» Exercise objective: Gather all lines in the data that hold the string "icon".

» Page and application data records:
____
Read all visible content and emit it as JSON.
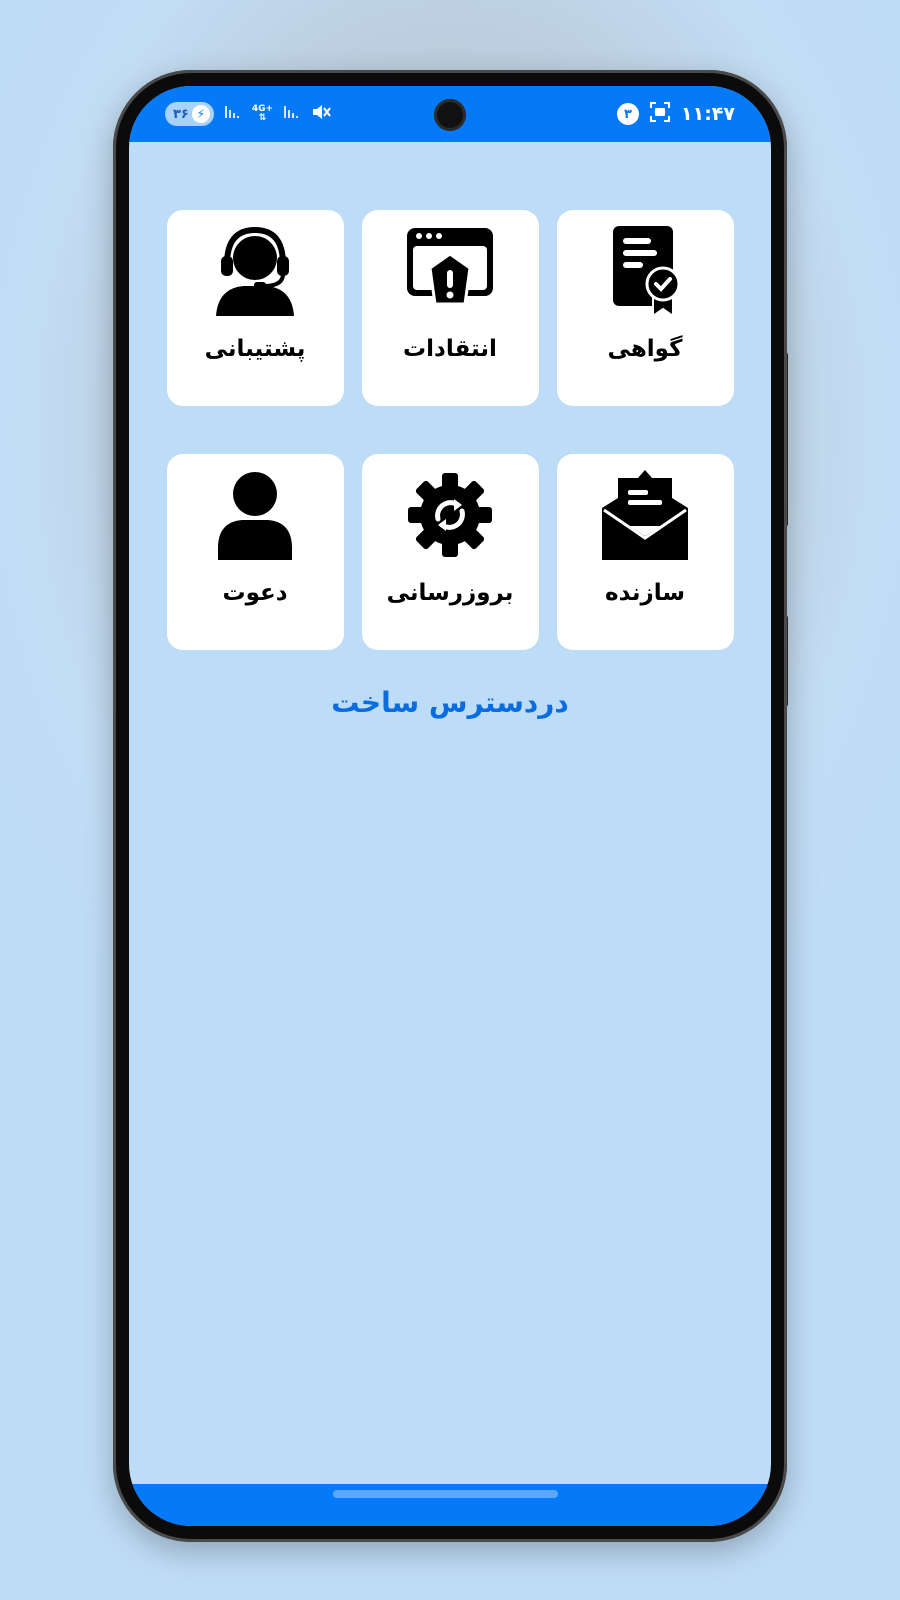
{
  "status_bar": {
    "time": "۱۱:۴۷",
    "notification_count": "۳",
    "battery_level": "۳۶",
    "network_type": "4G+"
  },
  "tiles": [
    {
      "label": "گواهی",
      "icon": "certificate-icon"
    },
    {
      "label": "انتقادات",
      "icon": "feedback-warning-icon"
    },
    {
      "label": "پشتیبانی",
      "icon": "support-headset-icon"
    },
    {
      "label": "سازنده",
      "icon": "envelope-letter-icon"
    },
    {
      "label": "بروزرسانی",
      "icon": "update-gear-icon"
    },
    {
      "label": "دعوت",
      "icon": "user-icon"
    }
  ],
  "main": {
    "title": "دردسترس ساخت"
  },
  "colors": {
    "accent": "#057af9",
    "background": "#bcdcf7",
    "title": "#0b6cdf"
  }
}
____
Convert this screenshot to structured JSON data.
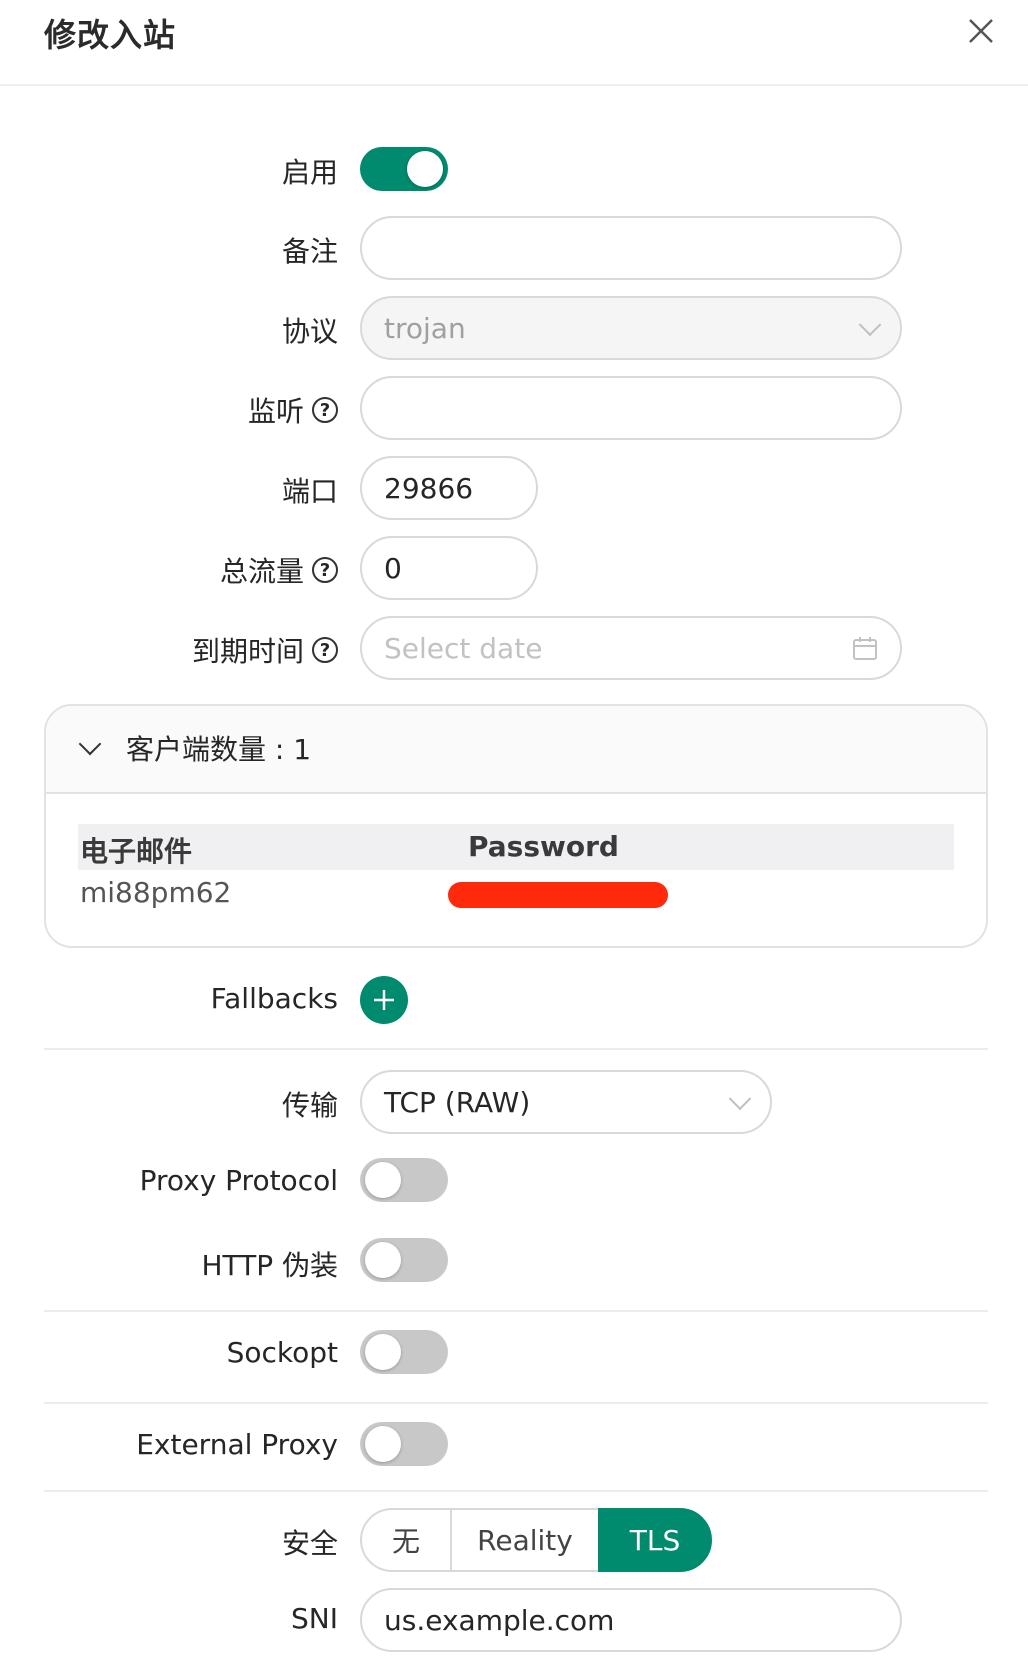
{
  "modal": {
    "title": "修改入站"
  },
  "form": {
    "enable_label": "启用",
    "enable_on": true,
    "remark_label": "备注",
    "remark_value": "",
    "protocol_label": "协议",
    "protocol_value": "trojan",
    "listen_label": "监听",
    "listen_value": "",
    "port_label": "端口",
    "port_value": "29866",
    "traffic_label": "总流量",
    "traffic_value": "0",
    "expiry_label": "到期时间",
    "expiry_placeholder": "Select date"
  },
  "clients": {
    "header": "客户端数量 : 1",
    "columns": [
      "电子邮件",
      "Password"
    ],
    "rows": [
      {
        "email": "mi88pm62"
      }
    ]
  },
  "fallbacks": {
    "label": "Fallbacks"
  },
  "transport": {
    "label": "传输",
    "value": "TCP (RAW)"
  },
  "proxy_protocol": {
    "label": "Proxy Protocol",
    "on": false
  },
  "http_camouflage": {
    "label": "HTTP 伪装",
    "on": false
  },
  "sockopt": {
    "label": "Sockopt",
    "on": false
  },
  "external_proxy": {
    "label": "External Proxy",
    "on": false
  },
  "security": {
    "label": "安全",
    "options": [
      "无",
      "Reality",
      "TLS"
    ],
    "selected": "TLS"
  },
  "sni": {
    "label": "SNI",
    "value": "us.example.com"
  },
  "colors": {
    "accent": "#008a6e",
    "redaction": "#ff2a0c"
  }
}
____
» Task solution:
      "icon": "certificate-icon"
      "icon": "feedback-warning-icon"
      "icon": "support-headset-icon"
      "icon": "envelope-letter-icon"
      "icon": "update-gear-icon"
      "icon": "user-icon"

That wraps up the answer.